**Problem description**
When you have gone through the entries below, state how many lines include the word "icon" and write nothing else.

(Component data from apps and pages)
-------------------------
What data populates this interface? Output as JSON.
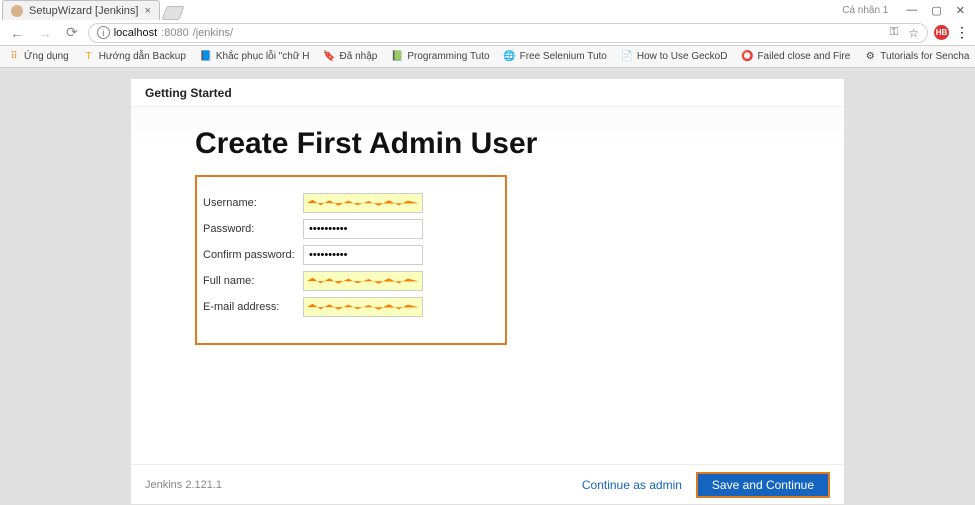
{
  "browser": {
    "tab_title": "SetupWizard [Jenkins]",
    "profile": "Cá nhân 1",
    "url_host": "localhost",
    "url_port": ":8080",
    "url_path": "/jenkins/",
    "nav": {
      "back": "←",
      "fwd": "→",
      "reload": "⟳"
    }
  },
  "bookmarks": {
    "apps": "Ứng dụng",
    "items": [
      {
        "icon": "T",
        "label": "Hướng dẫn Backup"
      },
      {
        "icon": "📘",
        "label": "Khắc phục lỗi \"chữ H"
      },
      {
        "icon": "🔖",
        "label": "Đã nhập"
      },
      {
        "icon": "📗",
        "label": "Programming Tuto"
      },
      {
        "icon": "🌐",
        "label": "Free Selenium Tuto"
      },
      {
        "icon": "📄",
        "label": "How to Use GeckoD"
      },
      {
        "icon": "⭕",
        "label": "Failed close and Fire"
      },
      {
        "icon": "⚙",
        "label": "Tutorials for Sencha"
      }
    ]
  },
  "wizard": {
    "header": "Getting Started",
    "title": "Create First Admin User",
    "fields": {
      "username": {
        "label": "Username:",
        "value": ""
      },
      "password": {
        "label": "Password:",
        "value": "••••••••••"
      },
      "confirm": {
        "label": "Confirm password:",
        "value": "••••••••••"
      },
      "fullname": {
        "label": "Full name:",
        "value": ""
      },
      "email": {
        "label": "E-mail address:",
        "value": ""
      }
    },
    "footer": {
      "version": "Jenkins 2.121.1",
      "continue_admin": "Continue as admin",
      "save": "Save and Continue"
    }
  }
}
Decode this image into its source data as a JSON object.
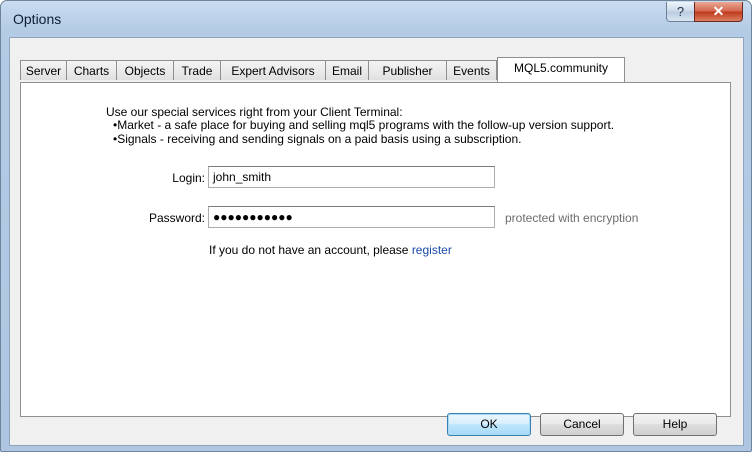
{
  "window": {
    "title": "Options",
    "help_glyph": "?",
    "close_glyph": "✕"
  },
  "tabs": [
    {
      "label": "Server"
    },
    {
      "label": "Charts"
    },
    {
      "label": "Objects"
    },
    {
      "label": "Trade"
    },
    {
      "label": "Expert Advisors"
    },
    {
      "label": "Email"
    },
    {
      "label": "Publisher"
    },
    {
      "label": "Events"
    },
    {
      "label": "MQL5.community",
      "active": true
    }
  ],
  "panel": {
    "intro": "Use our special services right from your Client Terminal:",
    "bullets": [
      "•Market - a safe place for buying and selling mql5 programs with the follow-up version support.",
      "•Signals - receiving and sending signals on a paid basis using a subscription."
    ],
    "login_label": "Login:",
    "login_value": "john_smith",
    "password_label": "Password:",
    "password_value": "●●●●●●●●●●●",
    "password_note": "protected with encryption",
    "register_prefix": "If you do not have an account, please ",
    "register_link": "register"
  },
  "buttons": {
    "ok": "OK",
    "cancel": "Cancel",
    "help": "Help"
  }
}
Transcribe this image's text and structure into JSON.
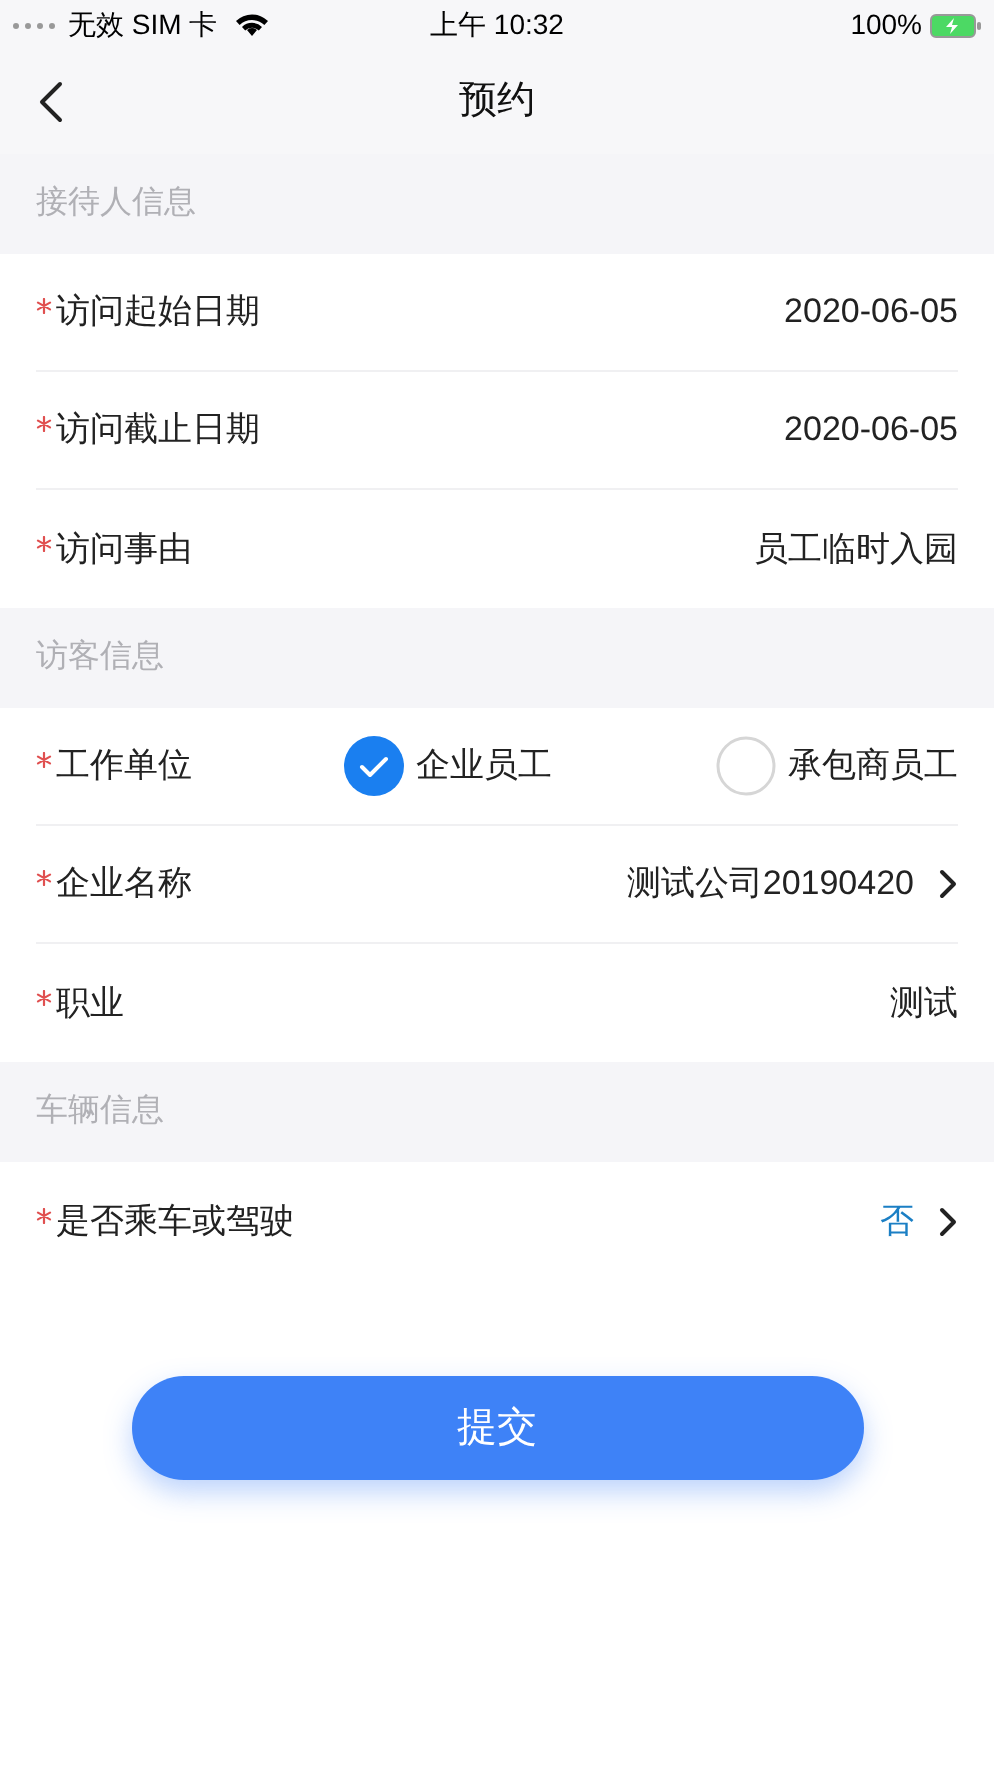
{
  "status_bar": {
    "carrier": "无效 SIM 卡",
    "time": "上午 10:32",
    "battery": "100%"
  },
  "nav": {
    "title": "预约"
  },
  "sections": [
    {
      "title": "接待人信息",
      "rows": [
        {
          "kind": "value",
          "label": "访问起始日期",
          "required": true,
          "value": "2020-06-05",
          "highlight": false
        },
        {
          "kind": "value",
          "label": "访问截止日期",
          "required": true,
          "value": "2020-06-05",
          "highlight": false
        },
        {
          "kind": "value",
          "label": "访问事由",
          "required": true,
          "value": "员工临时入园",
          "highlight": false
        }
      ]
    },
    {
      "title": "访客信息",
      "rows": [
        {
          "kind": "radio",
          "label": "工作单位",
          "required": true,
          "options": [
            {
              "label": "企业员工",
              "selected": true
            },
            {
              "label": "承包商员工",
              "selected": false
            }
          ]
        },
        {
          "kind": "select",
          "label": "企业名称",
          "required": true,
          "value": "测试公司20190420",
          "highlight": false
        },
        {
          "kind": "value",
          "label": "职业",
          "required": true,
          "value": "测试",
          "highlight": false
        }
      ]
    },
    {
      "title": "车辆信息",
      "rows": [
        {
          "kind": "select",
          "label": "是否乘车或驾驶",
          "required": true,
          "value": "否",
          "highlight": true
        }
      ]
    }
  ],
  "submit": {
    "label": "提交"
  }
}
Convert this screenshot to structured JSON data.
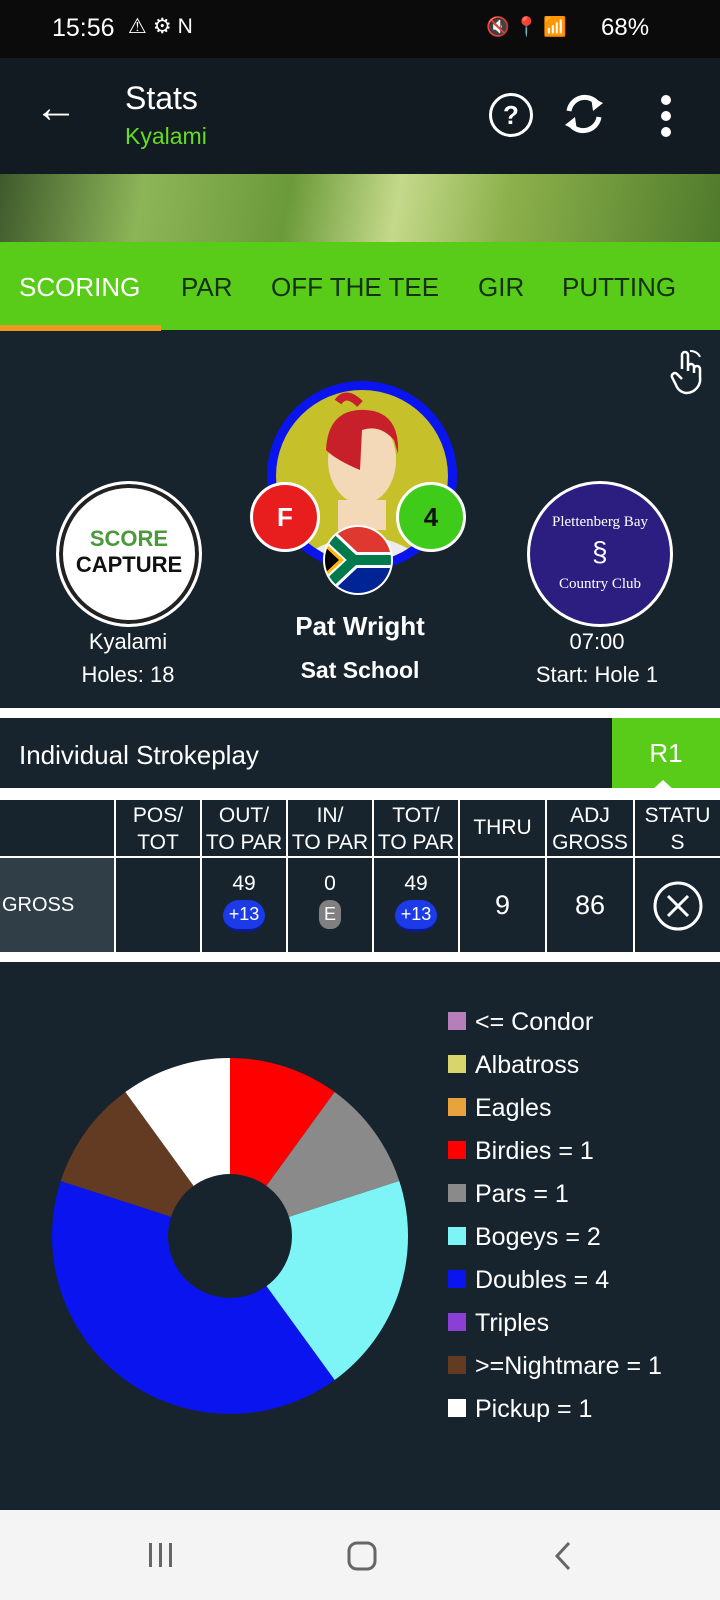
{
  "status_bar": {
    "time": "15:56",
    "battery": "68%"
  },
  "app_bar": {
    "title": "Stats",
    "subtitle": "Kyalami",
    "help": "?"
  },
  "tabs": [
    "SCORING",
    "PAR",
    "OFF THE TEE",
    "GIR",
    "PUTTING"
  ],
  "player": {
    "name": "Pat Wright",
    "school": "Sat School",
    "gender_badge": "F",
    "number_badge": "4"
  },
  "left_club": {
    "logo_line1": "SCORE",
    "logo_line2": "CAPTURE",
    "name": "Kyalami",
    "holes": "Holes: 18"
  },
  "right_club": {
    "logo_line1": "Plettenberg Bay",
    "logo_line2": "Country Club",
    "time": "07:00",
    "start": "Start: Hole 1"
  },
  "section": {
    "title": "Individual Strokeplay",
    "round_tab": "R1"
  },
  "table": {
    "headers": [
      "POS/\nTOT",
      "OUT/\nTO PAR",
      "IN/\nTO PAR",
      "TOT/\nTO PAR",
      "THRU",
      "ADJ\nGROSS",
      "STATU\nS"
    ],
    "row_label": "GROSS",
    "out_value": "49",
    "out_par": "+13",
    "in_value": "0",
    "in_par": "E",
    "tot_value": "49",
    "tot_par": "+13",
    "thru": "9",
    "adj_gross": "86"
  },
  "chart_data": {
    "type": "pie",
    "categories": [
      "<= Condor",
      "Albatross",
      "Eagles",
      "Birdies = 1",
      "Pars = 1",
      "Bogeys = 2",
      "Doubles = 4",
      "Triples",
      ">=Nightmare = 1",
      "Pickup = 1"
    ],
    "values": [
      0,
      0,
      0,
      1,
      1,
      2,
      4,
      0,
      1,
      1
    ],
    "colors": [
      "#b77fb9",
      "#d7d56b",
      "#e8a33c",
      "#ff0000",
      "#8a8a8a",
      "#7df5f7",
      "#0a14ee",
      "#8b3fd4",
      "#633a22",
      "#ffffff"
    ],
    "legend": "right"
  }
}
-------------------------
**Written answer**
8